Utah still has a Democratic member of Congress.
Mullin got more votes this year than Boren in '10
Republican Markwayne Mullin won all of the 26 counties in the eastern Oklahoma congressional district that has not been held by a Republican since it was redrawn after the 2000 census to consolidate Democratic counties. Mullin won counties on Tuesday that likely have never been captured by a Republican congressional candidate.
Mullin also bested, by a small amount, the percentage that retiring Rep. Dan Boren, D-Muskogee, got in his last race in the 2nd District. Boren got 56.5 percent in 2010; Mullin got 57.3 percent on Tuesday.
Boren decided to retire after his last race, at least in part because he knew how tough it would be to run in a district targeted by Republicans in a presidential election year with President Barack Obama at the top of the ballot.
“It wouldn't have been just a gimme election,” Boren said last year. “But I'm confident we would have been successful. It would have just been the constant slog.”
And though Obama's unpopularity in rural Oklahoma may have hindered Democrat Rob Wallace's bid to replace Boren, the president actually outperformed Wallace in three counties, including Cherokee County, where the Cherokee Nation is based.

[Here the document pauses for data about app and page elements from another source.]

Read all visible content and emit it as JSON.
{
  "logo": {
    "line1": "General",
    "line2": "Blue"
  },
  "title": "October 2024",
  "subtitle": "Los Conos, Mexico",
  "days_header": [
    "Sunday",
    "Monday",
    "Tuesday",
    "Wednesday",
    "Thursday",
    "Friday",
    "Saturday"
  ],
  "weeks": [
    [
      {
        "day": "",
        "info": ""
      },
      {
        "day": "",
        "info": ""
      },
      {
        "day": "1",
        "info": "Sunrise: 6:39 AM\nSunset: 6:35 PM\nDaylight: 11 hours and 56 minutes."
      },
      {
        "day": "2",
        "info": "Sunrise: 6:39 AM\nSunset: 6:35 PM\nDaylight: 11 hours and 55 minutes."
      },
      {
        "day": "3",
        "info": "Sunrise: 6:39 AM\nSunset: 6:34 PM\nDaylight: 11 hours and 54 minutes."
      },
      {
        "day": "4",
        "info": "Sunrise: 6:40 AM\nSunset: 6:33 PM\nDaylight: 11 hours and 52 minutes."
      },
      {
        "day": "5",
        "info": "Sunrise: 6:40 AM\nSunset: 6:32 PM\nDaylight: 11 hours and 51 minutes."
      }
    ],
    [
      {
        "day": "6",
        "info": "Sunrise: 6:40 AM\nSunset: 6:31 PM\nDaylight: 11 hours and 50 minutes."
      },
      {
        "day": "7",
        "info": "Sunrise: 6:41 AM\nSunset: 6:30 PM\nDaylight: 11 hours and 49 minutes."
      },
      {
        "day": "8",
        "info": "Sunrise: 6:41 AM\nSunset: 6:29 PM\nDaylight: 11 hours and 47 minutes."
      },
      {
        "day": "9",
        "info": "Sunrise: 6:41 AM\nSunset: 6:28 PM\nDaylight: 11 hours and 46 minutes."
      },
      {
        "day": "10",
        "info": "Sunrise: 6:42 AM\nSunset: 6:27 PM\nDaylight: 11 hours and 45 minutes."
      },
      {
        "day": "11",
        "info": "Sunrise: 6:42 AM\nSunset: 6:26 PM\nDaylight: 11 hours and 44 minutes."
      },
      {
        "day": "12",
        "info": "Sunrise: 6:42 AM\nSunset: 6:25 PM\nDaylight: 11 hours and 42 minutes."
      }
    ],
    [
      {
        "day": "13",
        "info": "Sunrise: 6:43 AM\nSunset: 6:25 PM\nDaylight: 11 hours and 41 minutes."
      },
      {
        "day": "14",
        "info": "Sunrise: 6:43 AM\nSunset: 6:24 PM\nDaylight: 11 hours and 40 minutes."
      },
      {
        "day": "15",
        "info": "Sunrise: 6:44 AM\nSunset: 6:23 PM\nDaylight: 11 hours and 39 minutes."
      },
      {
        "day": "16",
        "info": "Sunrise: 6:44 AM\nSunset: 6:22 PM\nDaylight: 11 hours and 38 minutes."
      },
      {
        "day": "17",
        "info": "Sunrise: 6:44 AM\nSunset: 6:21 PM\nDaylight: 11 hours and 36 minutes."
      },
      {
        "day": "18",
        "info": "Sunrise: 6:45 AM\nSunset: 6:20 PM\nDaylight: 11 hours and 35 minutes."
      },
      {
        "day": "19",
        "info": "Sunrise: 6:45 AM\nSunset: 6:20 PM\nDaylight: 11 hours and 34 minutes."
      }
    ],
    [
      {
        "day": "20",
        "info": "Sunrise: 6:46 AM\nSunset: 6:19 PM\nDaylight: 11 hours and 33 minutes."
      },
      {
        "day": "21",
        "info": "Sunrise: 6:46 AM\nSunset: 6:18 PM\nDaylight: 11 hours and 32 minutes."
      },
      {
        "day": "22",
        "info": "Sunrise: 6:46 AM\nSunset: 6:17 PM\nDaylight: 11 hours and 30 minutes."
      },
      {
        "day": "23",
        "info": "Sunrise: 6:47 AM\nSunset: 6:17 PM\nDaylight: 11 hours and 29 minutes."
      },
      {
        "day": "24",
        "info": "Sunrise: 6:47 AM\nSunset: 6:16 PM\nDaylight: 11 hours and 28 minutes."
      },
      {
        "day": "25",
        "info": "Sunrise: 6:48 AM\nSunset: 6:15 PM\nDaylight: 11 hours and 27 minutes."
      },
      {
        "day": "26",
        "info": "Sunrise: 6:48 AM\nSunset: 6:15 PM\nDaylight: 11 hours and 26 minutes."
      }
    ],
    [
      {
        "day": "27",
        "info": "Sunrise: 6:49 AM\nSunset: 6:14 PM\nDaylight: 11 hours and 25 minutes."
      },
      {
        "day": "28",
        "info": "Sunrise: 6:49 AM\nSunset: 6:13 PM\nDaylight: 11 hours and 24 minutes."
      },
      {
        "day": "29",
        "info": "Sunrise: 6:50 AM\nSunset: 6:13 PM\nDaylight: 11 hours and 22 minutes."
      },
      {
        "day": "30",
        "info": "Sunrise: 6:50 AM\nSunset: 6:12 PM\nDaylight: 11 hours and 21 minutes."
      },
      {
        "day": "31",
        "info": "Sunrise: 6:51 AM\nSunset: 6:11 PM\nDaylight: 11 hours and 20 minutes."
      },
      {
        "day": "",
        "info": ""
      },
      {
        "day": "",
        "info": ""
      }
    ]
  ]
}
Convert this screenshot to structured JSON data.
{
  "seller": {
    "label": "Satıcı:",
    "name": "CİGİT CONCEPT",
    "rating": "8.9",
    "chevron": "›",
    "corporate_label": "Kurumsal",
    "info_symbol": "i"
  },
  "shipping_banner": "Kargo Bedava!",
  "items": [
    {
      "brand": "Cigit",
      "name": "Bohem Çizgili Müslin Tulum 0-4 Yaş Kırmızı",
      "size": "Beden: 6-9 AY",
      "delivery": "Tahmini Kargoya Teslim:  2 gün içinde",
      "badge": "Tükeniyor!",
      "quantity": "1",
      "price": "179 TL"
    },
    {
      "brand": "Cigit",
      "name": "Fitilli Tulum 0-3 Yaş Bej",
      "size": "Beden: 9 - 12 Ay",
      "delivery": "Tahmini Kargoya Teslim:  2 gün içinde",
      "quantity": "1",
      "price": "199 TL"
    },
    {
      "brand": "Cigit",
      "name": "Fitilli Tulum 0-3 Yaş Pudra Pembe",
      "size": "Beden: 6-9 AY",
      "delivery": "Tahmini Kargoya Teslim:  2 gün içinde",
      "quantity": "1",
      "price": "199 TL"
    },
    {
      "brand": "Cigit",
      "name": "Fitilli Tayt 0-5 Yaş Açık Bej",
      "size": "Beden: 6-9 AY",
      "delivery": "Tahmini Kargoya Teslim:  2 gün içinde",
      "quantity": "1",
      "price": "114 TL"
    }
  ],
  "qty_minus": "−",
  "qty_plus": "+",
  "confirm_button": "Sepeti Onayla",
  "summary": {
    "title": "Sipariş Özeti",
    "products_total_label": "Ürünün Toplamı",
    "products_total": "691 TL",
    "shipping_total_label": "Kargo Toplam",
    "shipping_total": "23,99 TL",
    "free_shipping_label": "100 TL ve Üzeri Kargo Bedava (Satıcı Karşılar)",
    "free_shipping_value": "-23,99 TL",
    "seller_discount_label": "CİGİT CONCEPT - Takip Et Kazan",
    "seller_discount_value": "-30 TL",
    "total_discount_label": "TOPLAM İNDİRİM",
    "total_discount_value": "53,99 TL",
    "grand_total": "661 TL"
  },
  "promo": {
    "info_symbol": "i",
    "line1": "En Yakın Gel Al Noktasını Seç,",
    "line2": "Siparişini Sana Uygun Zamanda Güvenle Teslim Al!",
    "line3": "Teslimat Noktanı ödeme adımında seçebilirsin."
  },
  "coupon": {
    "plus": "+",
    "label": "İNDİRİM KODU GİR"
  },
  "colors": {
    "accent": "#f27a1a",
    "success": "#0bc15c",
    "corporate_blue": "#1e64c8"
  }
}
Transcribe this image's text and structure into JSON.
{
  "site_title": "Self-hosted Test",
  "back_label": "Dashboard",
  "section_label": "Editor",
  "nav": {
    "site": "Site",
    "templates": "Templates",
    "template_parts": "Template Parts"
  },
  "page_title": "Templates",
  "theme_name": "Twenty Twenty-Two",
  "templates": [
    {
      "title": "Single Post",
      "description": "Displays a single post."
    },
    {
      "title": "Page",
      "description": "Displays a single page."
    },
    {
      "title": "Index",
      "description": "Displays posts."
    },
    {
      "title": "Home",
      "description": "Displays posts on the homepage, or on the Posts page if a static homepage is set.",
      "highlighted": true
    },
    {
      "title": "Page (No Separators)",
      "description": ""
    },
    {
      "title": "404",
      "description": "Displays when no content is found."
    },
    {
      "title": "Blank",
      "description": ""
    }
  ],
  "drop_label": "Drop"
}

Obama got 6,137 votes in Cherokee County, while Wallace got 6,021.
Mullin is a Cherokee. Cherokee Nation Chief Bill John Baker is a vocal supporter of Obama.
Oklahoma native holds Kennedy's Senate seat
By now, most people who followed the U.S. Senate race in Massachusetts know that Democrat Elizabeth Warren is not an enrolled Cherokee.
But when she takes office in office in January, she will have this distinction: She'll be the only member of the U.S. Senate who was born in Oklahoma.
Neither of Oklahoma's senators was born in the state. Sen. Tom Coburn was born in Wyoming, and Sen. Jim Inhofe was born in Iowa. A check on the biographies of current and incoming senators found no others born in Oklahoma.
Warren, 63, was born and raised in Oklahoma City, and graduated from Northwest Classen High School.
The former Harvard professor has not lived in the state in decades but still visits family regularly.
Oklahomans chipped in $30,600 to her campaign (which raised more than $39 million). She got money from doctors, lawyers, business people and Oklahoma Bankers Association President Roger Beverage, who wound up a supporter despite once calling her the “anti-Christ” while she was setting up a consumer advocacy agency in Washington.
Warren will take over the Senate seat that long belonged to the late Ted Kennedy.